__Task brief__. Check each line of the listing below for the string "title", and copy the ones that have it.

__Record excerpts__.
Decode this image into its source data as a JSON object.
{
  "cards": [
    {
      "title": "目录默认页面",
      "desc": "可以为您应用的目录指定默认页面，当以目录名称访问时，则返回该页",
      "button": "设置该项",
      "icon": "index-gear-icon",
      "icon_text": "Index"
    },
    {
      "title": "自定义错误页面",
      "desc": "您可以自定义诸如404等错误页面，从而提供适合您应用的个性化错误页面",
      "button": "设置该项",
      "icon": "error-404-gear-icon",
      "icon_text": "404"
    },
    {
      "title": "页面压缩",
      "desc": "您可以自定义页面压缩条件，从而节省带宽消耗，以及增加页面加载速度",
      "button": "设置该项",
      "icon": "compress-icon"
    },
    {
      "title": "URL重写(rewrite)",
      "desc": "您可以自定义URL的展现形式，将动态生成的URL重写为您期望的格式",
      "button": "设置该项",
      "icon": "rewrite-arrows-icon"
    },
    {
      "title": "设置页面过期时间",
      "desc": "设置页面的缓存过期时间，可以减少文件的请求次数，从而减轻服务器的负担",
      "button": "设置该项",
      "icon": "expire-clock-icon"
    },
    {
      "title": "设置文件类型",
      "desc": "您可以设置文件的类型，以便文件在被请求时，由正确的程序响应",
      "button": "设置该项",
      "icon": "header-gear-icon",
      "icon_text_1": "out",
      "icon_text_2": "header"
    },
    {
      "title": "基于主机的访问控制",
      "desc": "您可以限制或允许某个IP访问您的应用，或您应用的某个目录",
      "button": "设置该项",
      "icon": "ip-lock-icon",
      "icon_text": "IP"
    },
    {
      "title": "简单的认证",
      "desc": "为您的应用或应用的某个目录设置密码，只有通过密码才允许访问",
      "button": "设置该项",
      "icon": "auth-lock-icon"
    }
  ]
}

__Completed exercise__.
      "title": "目录默认页面",
      "title": "自定义错误页面",
      "title": "页面压缩",
      "title": "URL重写(rewrite)",
      "title": "设置页面过期时间",
      "title": "设置文件类型",
      "title": "基于主机的访问控制",
      "title": "简单的认证",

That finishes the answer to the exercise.